The abuse of a parent by a child often goes unreported due to several factors. Perhaps a parent being harassed by a child is too embarrassed to bring the abuse to light. However, whenever a child or teen intentionally harms a parent, either with words or blows, it qualifies as parent abuse. Other forms of parent abuse can occur between an elderly or infirm parent and his child, especially when the child has assumed the role of a caregiver. If you are a parent of a teenager or are experiencing abuse from an adult child, you should fully understand the laws pertaining to this situation.
Laws Regarding Parent Abuse
When the abuse of a child is in question, every state has mandatory reporting laws and mandated procedures for dealing with the abuse.
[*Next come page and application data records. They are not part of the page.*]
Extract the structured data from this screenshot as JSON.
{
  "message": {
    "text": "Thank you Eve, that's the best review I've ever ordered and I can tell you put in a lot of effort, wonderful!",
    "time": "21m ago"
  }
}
As many as 18 states hold doctors and nurses, mental health professionals, social workers, teachers and law enforcement personnel responsible for reporting instances of abuse they observe or suspect. Most people do not consider evidence of abuse by a teen to be a matter for public address. Rather, when someone observes a teen speaking rudely to a parent in public or demanding more money for shopping, he chalks that up to a parent's inability to control the child rather than as abuse that should be legally stopped. However, when a teen crosses the line from blatant rudeness to physical assault, or from cajoling for more money to taking money without parental permission, the law kicks in to protect a parent just as it would any other citizen. Parents whose teens are not only defying the house rules but breaking the law have every right to call in law enforcement to curtail this type of behavior.
Teenage Abuser Laws
Children up to the age of 18 are governed by the laws and procedures of juvenile court. Any conviction on abuse charges would not appear on their permanent criminal records. Juvenile laws are in place to take over when a child refuses to abide by parental rules. Therefore, a parent suffering physical, emotional or financial abuse at the hands of a child should not be ashamed to call the police. Penalties for criminal behavior such as assault and theft may be less extreme than those for adult perpetrators, but they can effectively stop abuse at home before irredeemable harm occurs to the family.
Elder Abuse Law
According to the Administration on Aging, there are four common types of elder abuse: physical, which includes sexual assault; psychological; financial; and neglect or abandonment. When elder abuse occurs at home, it is often caused by the adult child of the abused individual. In 1992, national lawmakers responded to increasing claims of this type of abuse by enacting the Vulnerable Elder Rights Protection Program to fund state initiatives addressing elder abuse. Some states have established laws to address specific abuse victims, elder abuse is a crime in every state. Some states draw upon existing laws against assault and domestic violence in elder abuse trials, with increased penalties because the abused victim is a senior citizen.